(Web page and app entries)

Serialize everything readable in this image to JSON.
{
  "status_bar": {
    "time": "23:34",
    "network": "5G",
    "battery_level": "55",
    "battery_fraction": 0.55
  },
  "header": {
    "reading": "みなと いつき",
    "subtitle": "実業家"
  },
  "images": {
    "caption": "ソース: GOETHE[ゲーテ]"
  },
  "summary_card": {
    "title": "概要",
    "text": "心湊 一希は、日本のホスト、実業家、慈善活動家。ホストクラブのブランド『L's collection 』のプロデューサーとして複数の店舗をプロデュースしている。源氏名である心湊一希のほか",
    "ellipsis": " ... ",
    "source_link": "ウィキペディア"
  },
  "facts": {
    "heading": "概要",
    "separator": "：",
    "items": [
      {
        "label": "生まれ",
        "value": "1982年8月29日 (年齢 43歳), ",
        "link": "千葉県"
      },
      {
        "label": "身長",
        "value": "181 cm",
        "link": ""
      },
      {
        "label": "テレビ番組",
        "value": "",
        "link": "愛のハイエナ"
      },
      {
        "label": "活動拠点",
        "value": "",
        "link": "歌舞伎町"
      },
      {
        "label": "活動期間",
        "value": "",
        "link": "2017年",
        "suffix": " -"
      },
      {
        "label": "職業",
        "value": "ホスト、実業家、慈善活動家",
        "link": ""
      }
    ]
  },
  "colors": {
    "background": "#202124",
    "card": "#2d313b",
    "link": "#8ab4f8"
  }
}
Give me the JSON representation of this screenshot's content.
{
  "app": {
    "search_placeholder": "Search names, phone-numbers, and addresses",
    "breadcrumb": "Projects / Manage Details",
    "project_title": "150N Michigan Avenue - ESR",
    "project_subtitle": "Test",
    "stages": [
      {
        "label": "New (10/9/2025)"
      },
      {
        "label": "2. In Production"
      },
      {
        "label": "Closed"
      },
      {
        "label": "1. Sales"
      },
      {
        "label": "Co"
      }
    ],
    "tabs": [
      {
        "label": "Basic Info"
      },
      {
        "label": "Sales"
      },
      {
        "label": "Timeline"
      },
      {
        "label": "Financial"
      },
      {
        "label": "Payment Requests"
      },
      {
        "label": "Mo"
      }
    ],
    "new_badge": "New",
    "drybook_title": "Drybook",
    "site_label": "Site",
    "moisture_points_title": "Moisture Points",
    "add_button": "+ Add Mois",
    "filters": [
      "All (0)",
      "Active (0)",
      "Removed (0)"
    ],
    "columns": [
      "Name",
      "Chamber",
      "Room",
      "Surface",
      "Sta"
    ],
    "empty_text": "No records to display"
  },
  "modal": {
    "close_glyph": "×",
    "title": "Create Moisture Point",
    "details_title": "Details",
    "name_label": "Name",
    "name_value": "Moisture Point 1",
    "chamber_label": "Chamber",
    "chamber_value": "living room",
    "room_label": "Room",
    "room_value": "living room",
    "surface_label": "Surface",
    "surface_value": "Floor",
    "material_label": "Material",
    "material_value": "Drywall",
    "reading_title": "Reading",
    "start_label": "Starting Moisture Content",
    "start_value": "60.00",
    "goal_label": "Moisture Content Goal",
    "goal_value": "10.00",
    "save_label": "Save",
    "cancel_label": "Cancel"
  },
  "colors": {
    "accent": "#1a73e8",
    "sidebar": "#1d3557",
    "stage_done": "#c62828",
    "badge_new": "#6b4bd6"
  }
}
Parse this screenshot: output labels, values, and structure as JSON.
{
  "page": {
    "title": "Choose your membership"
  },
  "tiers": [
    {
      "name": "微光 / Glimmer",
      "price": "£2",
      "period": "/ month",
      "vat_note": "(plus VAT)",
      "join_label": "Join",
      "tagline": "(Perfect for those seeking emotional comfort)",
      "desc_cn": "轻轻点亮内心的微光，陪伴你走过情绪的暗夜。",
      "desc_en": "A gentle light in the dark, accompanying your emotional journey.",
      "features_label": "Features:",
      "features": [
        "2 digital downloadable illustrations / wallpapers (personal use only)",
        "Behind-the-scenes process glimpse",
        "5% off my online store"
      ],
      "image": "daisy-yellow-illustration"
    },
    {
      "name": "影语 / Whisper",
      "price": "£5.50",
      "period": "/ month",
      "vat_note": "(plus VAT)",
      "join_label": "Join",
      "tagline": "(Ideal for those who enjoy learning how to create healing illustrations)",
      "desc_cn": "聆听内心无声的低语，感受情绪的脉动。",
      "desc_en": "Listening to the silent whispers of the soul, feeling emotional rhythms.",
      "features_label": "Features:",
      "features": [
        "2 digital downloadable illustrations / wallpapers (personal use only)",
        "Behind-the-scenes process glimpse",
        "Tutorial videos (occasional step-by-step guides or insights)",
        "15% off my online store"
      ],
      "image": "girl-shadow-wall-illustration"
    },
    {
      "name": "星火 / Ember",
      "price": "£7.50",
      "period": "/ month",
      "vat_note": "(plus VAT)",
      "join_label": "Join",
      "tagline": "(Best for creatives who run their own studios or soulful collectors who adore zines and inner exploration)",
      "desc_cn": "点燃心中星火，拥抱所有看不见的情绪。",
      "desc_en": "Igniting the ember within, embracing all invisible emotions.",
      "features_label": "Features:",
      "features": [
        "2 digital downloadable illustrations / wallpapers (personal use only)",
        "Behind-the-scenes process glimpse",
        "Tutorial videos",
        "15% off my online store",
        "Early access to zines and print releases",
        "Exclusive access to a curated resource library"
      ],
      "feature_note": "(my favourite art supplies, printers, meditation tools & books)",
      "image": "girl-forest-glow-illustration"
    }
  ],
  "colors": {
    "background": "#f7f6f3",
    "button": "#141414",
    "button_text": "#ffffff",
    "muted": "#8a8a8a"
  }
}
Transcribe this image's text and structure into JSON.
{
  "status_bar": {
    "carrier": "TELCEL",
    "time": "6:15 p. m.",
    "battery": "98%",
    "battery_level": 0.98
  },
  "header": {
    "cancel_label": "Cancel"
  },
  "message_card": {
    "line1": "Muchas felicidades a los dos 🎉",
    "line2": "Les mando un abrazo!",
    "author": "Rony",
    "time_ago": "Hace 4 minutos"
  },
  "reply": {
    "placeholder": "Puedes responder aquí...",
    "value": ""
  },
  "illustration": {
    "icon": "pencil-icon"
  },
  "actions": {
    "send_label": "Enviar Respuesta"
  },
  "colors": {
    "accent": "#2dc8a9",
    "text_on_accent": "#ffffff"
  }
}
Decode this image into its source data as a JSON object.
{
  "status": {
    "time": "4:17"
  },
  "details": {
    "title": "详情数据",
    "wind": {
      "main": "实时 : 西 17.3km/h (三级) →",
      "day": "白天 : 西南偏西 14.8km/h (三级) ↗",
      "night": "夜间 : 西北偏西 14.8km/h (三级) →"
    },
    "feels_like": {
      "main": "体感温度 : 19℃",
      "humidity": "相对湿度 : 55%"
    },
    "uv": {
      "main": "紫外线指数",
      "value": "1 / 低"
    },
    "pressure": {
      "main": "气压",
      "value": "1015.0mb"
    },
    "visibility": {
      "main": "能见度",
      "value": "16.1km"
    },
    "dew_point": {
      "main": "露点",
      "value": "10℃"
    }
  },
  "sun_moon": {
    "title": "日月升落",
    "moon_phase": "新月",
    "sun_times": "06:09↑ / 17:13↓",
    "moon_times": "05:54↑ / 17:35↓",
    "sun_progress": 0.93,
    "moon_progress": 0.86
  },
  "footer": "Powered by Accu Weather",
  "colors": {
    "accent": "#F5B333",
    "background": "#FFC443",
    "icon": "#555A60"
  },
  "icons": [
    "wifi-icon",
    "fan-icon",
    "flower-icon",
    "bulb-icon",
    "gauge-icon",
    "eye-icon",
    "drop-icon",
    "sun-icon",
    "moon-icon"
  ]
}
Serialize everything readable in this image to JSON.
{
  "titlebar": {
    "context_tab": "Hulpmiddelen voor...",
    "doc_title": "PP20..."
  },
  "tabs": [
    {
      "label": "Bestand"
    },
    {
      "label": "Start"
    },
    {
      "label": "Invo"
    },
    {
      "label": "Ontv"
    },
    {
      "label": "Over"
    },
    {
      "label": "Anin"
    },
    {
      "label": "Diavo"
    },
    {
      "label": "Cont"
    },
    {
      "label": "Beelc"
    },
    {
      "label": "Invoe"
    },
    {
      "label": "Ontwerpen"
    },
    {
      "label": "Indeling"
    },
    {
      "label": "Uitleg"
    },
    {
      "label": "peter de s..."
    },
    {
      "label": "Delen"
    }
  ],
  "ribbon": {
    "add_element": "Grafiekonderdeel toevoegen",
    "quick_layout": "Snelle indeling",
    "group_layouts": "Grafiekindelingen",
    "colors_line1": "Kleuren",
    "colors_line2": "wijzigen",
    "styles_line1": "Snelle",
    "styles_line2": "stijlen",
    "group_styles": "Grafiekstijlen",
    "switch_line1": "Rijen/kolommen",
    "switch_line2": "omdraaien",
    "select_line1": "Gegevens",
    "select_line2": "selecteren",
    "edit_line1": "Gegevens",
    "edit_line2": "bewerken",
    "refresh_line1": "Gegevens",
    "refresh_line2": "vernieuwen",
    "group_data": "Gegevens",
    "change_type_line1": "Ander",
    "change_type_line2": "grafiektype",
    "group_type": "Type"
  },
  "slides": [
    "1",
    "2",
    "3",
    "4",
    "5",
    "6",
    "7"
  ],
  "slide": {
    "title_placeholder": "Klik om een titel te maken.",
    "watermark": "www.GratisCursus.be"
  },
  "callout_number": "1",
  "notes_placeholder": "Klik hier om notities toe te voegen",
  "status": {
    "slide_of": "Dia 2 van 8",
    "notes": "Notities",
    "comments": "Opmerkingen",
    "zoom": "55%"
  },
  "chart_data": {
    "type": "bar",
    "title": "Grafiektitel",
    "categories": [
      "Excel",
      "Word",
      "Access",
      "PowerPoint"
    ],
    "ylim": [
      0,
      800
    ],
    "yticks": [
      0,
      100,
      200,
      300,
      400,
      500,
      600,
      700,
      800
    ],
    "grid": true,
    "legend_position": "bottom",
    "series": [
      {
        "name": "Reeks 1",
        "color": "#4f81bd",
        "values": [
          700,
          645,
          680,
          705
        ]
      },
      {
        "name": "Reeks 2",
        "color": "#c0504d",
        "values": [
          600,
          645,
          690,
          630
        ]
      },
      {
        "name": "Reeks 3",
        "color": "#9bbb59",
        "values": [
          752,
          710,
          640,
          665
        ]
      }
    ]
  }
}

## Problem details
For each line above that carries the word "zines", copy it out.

## Reply to the exercise
      "tagline": "(Best for creatives who run their own studios or soulful collectors who adore zines and inner exploration)",
        "Early access to zines and print releases",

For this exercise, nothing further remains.